-- DATASET RECORDS follows --
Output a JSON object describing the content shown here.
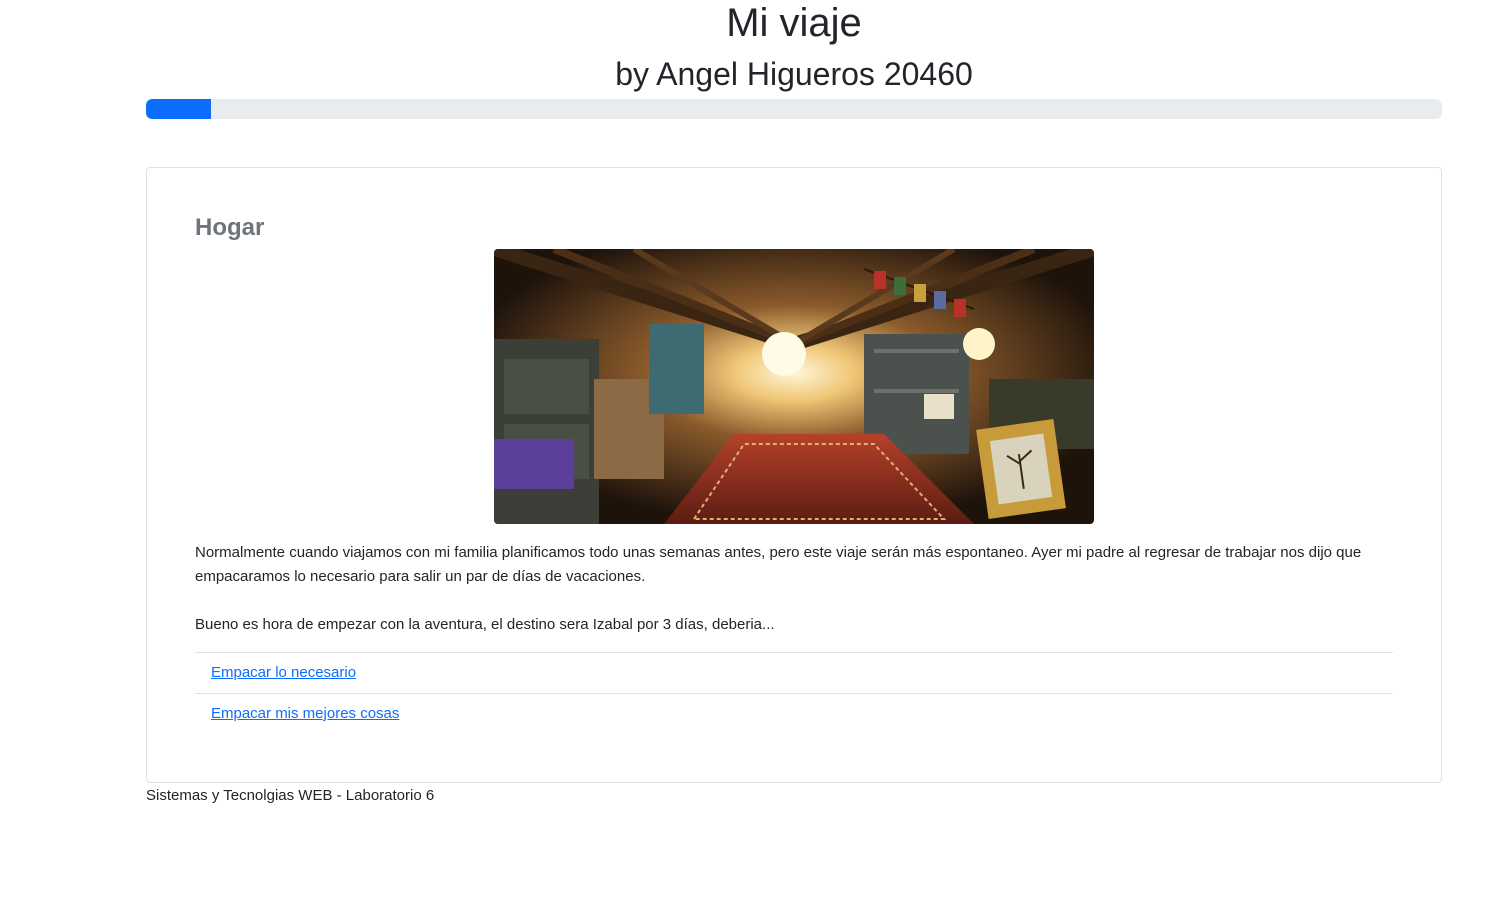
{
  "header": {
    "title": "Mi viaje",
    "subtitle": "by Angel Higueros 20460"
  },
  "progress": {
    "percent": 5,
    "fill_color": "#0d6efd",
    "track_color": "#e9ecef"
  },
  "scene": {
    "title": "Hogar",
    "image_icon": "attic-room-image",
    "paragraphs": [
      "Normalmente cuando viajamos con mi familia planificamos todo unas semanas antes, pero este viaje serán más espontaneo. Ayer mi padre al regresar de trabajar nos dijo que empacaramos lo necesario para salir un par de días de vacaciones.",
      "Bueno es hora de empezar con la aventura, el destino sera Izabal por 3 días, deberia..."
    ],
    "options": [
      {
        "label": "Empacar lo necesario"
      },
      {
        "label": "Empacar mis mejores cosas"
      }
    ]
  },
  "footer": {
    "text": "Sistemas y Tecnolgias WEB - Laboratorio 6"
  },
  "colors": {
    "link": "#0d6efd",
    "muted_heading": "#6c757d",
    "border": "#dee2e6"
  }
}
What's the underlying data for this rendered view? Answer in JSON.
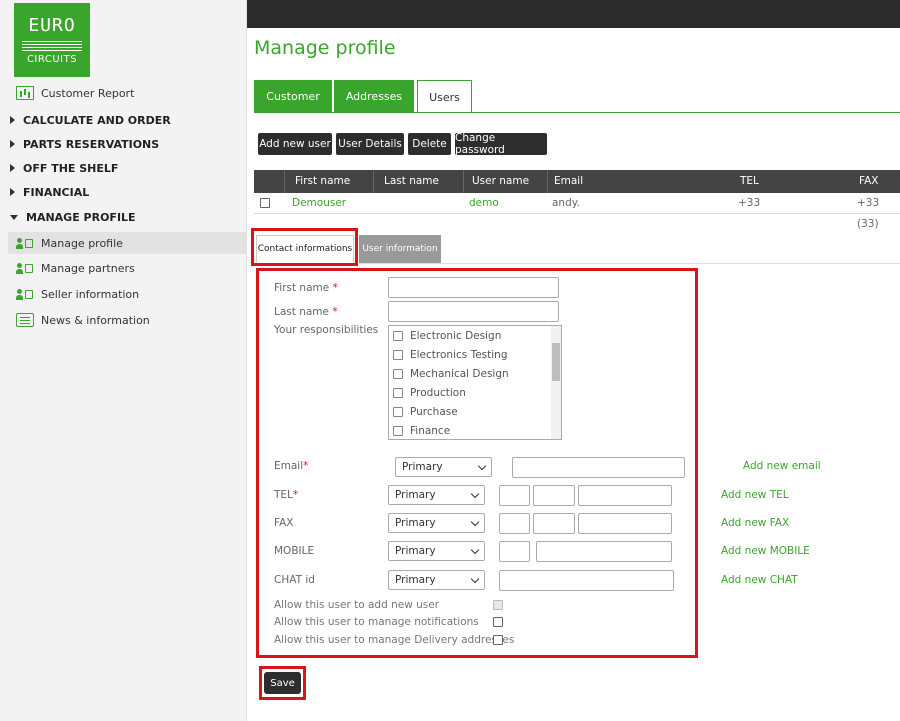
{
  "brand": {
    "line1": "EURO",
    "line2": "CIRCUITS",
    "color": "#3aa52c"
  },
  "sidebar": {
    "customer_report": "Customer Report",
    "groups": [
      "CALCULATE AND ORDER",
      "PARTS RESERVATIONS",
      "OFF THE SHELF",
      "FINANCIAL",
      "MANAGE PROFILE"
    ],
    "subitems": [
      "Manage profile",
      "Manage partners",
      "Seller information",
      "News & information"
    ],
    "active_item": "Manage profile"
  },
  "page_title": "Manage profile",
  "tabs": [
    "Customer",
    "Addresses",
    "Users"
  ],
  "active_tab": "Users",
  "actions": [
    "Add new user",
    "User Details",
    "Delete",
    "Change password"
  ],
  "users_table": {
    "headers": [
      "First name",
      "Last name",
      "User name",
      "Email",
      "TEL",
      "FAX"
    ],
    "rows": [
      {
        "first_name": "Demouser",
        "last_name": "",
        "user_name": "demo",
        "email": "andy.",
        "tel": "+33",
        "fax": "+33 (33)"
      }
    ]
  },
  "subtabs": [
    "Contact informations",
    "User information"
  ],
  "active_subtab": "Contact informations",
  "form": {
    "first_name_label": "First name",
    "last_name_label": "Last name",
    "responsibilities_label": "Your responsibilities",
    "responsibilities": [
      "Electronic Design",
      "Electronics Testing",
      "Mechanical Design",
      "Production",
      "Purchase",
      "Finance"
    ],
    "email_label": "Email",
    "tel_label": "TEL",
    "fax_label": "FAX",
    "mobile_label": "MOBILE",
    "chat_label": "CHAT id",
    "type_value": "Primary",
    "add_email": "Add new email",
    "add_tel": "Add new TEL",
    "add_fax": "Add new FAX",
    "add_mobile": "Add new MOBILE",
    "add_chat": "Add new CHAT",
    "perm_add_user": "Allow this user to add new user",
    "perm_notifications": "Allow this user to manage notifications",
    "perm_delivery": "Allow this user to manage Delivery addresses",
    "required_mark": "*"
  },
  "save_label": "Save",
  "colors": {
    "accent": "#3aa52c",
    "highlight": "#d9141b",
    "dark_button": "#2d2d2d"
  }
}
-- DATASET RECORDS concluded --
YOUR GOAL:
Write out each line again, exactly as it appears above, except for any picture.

ANSWER AREA:
Output a JSON object describing the content shown here.
{
  "header": {
    "title": "Mi viaje",
    "subtitle": "by Angel Higueros 20460"
  },
  "progress": {
    "percent": 5,
    "fill_color": "#0d6efd",
    "track_color": "#e9ecef"
  },
  "scene": {
    "title": "Hogar",
    "image_icon": "attic-room-image",
    "paragraphs": [
      "Normalmente cuando viajamos con mi familia planificamos todo unas semanas antes, pero este viaje serán más espontaneo. Ayer mi padre al regresar de trabajar nos dijo que empacaramos lo necesario para salir un par de días de vacaciones.",
      "Bueno es hora de empezar con la aventura, el destino sera Izabal por 3 días, deberia..."
    ],
    "options": [
      {
        "label": "Empacar lo necesario"
      },
      {
        "label": "Empacar mis mejores cosas"
      }
    ]
  },
  "footer": {
    "text": "Sistemas y Tecnolgias WEB - Laboratorio 6"
  },
  "colors": {
    "link": "#0d6efd",
    "muted_heading": "#6c757d",
    "border": "#dee2e6"
  }
}
What's the underlying data for this rendered view? Answer in JSON.
{
  "brand": {
    "line1": "EURO",
    "line2": "CIRCUITS",
    "color": "#3aa52c"
  },
  "sidebar": {
    "customer_report": "Customer Report",
    "groups": [
      "CALCULATE AND ORDER",
      "PARTS RESERVATIONS",
      "OFF THE SHELF",
      "FINANCIAL",
      "MANAGE PROFILE"
    ],
    "subitems": [
      "Manage profile",
      "Manage partners",
      "Seller information",
      "News & information"
    ],
    "active_item": "Manage profile"
  },
  "page_title": "Manage profile",
  "tabs": [
    "Customer",
    "Addresses",
    "Users"
  ],
  "active_tab": "Users",
  "actions": [
    "Add new user",
    "User Details",
    "Delete",
    "Change password"
  ],
  "users_table": {
    "headers": [
      "First name",
      "Last name",
      "User name",
      "Email",
      "TEL",
      "FAX"
    ],
    "rows": [
      {
        "first_name": "Demouser",
        "last_name": "",
        "user_name": "demo",
        "email": "andy.",
        "tel": "+33",
        "fax": "+33 (33)"
      }
    ]
  },
  "subtabs": [
    "Contact informations",
    "User information"
  ],
  "active_subtab": "Contact informations",
  "form": {
    "first_name_label": "First name",
    "last_name_label": "Last name",
    "responsibilities_label": "Your responsibilities",
    "responsibilities": [
      "Electronic Design",
      "Electronics Testing",
      "Mechanical Design",
      "Production",
      "Purchase",
      "Finance"
    ],
    "email_label": "Email",
    "tel_label": "TEL",
    "fax_label": "FAX",
    "mobile_label": "MOBILE",
    "chat_label": "CHAT id",
    "type_value": "Primary",
    "add_email": "Add new email",
    "add_tel": "Add new TEL",
    "add_fax": "Add new FAX",
    "add_mobile": "Add new MOBILE",
    "add_chat": "Add new CHAT",
    "perm_add_user": "Allow this user to add new user",
    "perm_notifications": "Allow this user to manage notifications",
    "perm_delivery": "Allow this user to manage Delivery addresses",
    "required_mark": "*"
  },
  "save_label": "Save",
  "colors": {
    "accent": "#3aa52c",
    "highlight": "#d9141b",
    "dark_button": "#2d2d2d"
  }
}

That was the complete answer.